Start-ups, such as The Athletic for sports coverage, The Information for tech reporting, and The Daily Wire for conservative politics are proving paid content can work on a small scale without advertising, suggesting large opportunities for journalists able to produce distinctive and high-quality specialized or local news. General news organizations that rely heavily on donations, from WORLD to NPR, have found success and stability.
This is going to sound really self-serving, but someone has to say it: First, Christians can and should support news organizations that tell true stories. Audiences willing to pay nothing for news will soon find themselves with news worth nothing. Widespread dissatisfaction with mainstream news offers an opportunity to build large and influential Christian media companies.
Don’t support a news outlet just because it claims to be Christian—support those that help you see the world more clearly. Also, look for publications that provide original reporting with their commentary. Talk is cheap, and it’s not enough merely to reframe the stories mainstream news outlets dig up.
Believers should also recognize the value of non-Christian publications that do good work.

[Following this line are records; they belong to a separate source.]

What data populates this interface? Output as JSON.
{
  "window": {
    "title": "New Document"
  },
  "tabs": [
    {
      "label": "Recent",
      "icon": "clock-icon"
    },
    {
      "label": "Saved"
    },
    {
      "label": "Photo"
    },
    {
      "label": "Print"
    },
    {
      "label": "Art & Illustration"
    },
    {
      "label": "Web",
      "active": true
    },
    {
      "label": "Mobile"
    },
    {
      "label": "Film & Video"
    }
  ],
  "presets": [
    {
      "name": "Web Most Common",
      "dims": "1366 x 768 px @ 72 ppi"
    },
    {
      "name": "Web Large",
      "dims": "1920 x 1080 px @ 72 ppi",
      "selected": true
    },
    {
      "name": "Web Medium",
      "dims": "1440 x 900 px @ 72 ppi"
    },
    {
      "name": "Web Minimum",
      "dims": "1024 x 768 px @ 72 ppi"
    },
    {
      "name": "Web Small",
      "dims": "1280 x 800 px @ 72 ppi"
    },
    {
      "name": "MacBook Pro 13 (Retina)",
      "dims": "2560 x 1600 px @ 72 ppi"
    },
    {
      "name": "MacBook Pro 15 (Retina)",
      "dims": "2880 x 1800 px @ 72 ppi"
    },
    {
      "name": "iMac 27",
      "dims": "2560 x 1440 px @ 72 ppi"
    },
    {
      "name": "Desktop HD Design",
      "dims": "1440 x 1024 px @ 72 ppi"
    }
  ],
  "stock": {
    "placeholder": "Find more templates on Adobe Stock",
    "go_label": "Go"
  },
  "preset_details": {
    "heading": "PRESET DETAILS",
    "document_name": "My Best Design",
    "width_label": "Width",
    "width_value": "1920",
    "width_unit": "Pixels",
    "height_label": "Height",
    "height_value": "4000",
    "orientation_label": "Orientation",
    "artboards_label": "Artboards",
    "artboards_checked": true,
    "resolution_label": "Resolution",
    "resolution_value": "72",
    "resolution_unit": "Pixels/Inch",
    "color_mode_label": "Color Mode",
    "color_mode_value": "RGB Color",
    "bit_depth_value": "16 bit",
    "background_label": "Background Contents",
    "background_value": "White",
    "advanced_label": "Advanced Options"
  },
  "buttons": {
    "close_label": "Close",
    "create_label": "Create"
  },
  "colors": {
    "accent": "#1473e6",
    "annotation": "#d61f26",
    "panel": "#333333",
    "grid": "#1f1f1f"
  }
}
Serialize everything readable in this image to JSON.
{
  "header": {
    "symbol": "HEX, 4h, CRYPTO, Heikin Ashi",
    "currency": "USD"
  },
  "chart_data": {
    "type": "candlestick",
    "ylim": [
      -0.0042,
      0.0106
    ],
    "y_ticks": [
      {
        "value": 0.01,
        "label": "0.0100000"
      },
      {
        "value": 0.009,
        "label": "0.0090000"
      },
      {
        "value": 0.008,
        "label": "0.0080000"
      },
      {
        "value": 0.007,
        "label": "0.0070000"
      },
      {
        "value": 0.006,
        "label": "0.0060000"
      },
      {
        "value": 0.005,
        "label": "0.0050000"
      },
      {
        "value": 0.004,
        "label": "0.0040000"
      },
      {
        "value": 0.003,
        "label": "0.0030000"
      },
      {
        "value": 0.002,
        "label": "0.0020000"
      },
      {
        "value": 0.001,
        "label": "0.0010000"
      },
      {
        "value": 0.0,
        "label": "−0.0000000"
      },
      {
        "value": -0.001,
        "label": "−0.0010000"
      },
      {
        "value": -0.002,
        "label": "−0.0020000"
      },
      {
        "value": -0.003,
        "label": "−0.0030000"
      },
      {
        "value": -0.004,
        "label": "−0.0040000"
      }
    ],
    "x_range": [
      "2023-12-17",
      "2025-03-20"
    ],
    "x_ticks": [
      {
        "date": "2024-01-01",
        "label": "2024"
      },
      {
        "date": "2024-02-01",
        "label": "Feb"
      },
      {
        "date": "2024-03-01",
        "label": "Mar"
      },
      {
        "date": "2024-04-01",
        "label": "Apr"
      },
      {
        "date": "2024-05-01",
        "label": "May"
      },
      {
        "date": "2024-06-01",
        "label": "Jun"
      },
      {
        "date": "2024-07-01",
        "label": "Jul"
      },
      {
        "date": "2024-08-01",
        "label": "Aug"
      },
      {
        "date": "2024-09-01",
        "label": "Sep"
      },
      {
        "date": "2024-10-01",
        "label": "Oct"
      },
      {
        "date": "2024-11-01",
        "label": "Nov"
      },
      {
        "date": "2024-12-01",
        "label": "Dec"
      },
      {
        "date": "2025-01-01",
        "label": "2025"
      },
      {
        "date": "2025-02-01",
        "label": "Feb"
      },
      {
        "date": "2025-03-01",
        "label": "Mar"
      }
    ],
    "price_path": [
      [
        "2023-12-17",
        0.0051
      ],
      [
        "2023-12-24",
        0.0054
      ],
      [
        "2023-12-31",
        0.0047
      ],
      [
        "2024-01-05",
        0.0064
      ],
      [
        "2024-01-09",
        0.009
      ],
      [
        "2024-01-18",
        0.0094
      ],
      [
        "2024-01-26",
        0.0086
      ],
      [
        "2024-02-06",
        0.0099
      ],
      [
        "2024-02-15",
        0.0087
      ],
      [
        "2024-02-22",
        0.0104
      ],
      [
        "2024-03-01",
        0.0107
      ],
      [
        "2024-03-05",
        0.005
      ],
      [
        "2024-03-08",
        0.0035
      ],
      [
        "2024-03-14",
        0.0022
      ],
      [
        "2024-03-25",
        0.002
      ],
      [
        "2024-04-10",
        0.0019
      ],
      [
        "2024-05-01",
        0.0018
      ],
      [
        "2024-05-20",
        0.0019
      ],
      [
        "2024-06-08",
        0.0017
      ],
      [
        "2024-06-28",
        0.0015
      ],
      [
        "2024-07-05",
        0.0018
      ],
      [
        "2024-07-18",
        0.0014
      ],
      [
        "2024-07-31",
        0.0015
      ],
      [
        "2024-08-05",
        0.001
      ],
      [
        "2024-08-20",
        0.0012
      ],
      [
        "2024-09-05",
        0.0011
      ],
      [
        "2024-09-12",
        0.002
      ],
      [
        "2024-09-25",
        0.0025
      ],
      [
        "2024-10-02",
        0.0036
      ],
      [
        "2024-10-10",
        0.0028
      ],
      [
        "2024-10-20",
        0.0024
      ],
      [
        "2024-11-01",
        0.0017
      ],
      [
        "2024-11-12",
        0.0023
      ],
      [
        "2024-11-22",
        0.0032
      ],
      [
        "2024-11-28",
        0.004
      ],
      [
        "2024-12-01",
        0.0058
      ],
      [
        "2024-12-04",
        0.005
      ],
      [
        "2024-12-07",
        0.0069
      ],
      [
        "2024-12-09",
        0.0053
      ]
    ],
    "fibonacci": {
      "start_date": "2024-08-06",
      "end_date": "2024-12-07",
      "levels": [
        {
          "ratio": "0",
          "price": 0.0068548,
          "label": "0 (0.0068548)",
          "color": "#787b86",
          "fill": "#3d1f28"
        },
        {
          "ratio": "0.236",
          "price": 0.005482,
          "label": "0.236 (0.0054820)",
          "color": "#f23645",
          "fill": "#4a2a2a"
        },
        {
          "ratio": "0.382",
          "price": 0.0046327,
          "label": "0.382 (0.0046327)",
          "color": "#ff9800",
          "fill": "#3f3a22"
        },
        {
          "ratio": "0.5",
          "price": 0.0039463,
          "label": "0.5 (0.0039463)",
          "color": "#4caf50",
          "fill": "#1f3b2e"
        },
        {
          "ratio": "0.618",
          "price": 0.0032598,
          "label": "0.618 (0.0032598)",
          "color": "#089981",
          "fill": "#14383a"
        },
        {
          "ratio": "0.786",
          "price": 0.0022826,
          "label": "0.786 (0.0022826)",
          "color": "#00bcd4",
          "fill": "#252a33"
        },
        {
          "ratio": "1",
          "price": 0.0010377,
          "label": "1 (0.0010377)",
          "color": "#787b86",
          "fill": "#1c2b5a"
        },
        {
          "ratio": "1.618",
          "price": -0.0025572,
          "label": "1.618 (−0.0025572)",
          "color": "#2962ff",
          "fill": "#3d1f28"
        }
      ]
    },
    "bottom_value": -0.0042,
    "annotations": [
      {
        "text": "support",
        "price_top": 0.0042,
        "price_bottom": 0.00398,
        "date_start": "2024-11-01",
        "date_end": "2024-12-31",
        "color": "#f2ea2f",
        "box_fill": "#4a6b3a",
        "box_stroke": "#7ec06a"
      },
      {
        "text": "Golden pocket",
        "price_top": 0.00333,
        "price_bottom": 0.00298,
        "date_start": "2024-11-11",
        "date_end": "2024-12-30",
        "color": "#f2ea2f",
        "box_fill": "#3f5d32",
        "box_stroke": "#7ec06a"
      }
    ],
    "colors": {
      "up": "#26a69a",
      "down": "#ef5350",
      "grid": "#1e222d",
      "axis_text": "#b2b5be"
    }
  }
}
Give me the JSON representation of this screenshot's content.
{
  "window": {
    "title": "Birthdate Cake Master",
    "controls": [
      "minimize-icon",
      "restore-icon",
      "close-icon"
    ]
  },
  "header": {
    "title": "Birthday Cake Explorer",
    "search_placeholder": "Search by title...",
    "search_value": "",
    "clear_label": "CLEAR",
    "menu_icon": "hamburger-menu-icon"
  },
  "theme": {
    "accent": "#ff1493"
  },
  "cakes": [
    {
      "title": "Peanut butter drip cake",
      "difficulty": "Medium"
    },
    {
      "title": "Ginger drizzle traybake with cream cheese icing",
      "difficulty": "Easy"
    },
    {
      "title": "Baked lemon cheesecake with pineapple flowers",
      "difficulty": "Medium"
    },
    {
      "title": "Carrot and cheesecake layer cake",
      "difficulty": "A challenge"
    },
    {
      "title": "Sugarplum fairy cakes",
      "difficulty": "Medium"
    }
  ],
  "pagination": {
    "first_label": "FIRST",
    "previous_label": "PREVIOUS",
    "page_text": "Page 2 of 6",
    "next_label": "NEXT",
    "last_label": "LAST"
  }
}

Some organizations are probably beyond hope, but others tell great stories and have the broad credibility to inform, build community, hold the powerful accountable, and foster discussion across cultural and political divides. These are crucial functions in a democratic society, and believers should find ways to look outward, to participate in the broader culture, while also strengthening Christian publications.
Second, believers should encourage young people with an interest in writing, in storytelling, in media, or in culture to consider journalism as a vocation—or at least not discourage it. Whether writing for Christian or secular publications, legacy media or start-up websites, news or commentary or books, they will find opportunities to help their neighbors see the world clearly.
The breakdown of the journalistic paradigm does not mean the abolition of stories or of news. The fact that people consume so much bad journalism speaks to the God-given need humans have for information and stories about the world around us. The abolition of man has never seemed so near, and retreat is neither a viable nor a Biblical option. Now is exactly the time to tell true stories of a fallen world infused with grace.
Les is a WORLD Radio correspondent and commentator. He previously spent two decades as WORLD Magazine's Mailbag editor. Les directs the journalism program at Patrick Henry College and resides in Purcellville, Va., with his family.